▸ WORK ORDER:
Lines in the entries below where the word "title" shows up should each be copied.

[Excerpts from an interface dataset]

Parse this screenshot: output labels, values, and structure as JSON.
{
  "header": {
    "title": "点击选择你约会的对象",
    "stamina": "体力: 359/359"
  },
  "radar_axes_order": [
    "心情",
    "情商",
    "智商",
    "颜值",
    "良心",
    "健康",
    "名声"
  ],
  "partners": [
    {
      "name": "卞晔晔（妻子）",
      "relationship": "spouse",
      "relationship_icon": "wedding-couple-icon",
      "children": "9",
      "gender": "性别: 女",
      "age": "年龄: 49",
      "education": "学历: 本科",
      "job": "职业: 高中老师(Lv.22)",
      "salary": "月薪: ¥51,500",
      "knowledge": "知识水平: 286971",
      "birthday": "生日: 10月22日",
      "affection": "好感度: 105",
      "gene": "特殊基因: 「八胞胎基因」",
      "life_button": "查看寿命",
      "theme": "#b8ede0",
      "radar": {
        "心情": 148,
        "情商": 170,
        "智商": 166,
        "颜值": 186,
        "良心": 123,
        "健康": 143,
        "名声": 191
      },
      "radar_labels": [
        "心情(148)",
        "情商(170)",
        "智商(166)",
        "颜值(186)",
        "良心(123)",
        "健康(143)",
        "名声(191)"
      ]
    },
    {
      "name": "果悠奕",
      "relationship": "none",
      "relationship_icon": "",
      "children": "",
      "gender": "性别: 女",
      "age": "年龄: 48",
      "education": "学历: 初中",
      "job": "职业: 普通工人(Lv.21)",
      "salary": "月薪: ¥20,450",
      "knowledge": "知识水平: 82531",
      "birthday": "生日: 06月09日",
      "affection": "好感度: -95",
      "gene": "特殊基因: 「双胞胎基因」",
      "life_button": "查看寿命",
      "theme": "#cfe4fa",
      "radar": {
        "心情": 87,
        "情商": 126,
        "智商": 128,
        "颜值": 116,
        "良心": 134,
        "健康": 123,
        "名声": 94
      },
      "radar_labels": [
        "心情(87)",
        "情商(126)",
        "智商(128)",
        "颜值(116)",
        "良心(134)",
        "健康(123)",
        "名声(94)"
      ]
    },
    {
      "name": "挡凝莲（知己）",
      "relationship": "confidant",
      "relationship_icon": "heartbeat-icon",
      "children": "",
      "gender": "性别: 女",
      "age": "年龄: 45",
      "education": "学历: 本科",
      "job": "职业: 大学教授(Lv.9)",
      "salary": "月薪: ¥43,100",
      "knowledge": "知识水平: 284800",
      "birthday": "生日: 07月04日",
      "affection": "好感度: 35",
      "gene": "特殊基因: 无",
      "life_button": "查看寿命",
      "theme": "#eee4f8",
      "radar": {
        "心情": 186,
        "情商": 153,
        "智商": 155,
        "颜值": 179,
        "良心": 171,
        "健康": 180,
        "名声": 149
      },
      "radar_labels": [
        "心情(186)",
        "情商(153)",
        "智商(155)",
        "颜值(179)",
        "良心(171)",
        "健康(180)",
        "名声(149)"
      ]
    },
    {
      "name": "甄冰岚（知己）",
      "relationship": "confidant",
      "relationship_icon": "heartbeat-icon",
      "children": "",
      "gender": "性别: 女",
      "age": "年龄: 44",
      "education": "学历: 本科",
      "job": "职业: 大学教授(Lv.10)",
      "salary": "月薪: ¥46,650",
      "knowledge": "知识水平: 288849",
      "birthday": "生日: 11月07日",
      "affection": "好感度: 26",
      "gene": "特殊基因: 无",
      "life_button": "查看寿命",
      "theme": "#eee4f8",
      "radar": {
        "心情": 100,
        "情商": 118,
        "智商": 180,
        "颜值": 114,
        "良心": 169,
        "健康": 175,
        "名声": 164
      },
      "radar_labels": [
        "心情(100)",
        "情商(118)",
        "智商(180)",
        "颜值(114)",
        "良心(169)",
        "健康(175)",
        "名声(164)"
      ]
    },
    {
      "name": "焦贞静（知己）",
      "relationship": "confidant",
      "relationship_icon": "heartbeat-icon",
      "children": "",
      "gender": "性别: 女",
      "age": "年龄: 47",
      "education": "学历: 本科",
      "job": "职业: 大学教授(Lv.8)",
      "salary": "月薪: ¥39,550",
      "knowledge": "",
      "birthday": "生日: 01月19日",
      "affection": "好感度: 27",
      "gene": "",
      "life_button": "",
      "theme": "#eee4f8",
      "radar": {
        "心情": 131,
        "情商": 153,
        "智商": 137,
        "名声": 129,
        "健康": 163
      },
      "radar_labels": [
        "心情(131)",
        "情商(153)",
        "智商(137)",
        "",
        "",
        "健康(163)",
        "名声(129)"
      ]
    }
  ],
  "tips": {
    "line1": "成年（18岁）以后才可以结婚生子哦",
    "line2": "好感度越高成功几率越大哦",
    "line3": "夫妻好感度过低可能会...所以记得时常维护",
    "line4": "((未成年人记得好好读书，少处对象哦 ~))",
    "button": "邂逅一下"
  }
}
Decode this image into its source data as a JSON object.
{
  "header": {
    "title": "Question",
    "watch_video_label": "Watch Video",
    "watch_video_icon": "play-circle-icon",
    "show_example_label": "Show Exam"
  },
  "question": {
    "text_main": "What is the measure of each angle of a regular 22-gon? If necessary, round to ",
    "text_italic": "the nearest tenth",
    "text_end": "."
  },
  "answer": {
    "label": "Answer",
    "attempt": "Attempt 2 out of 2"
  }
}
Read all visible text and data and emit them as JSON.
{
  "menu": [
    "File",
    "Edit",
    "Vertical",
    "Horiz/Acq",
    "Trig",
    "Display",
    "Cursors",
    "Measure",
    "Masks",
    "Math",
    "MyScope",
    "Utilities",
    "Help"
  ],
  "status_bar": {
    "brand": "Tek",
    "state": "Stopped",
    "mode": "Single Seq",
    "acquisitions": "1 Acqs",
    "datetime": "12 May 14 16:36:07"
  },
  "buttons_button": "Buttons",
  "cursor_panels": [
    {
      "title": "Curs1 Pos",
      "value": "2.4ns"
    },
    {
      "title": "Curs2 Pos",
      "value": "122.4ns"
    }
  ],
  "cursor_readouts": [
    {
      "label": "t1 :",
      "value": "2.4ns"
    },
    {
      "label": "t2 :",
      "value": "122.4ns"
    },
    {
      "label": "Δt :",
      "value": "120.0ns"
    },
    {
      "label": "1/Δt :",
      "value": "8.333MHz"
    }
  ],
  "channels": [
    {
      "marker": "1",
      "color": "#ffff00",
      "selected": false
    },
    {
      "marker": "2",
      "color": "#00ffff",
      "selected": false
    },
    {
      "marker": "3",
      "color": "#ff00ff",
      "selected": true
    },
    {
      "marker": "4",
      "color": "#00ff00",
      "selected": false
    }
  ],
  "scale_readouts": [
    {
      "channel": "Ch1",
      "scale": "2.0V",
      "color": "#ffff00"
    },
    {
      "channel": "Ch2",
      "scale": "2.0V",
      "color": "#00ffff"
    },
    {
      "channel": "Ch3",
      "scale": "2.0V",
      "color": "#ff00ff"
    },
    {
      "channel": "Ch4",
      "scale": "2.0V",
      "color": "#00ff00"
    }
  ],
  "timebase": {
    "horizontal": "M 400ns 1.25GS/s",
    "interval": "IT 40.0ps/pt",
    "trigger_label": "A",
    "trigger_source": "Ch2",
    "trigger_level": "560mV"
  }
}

▸ FINISHED TASK:
    "title": "点击选择你约会的对象",
    "title": "Question",
      "title": "Curs1 Pos",
      "title": "Curs2 Pos",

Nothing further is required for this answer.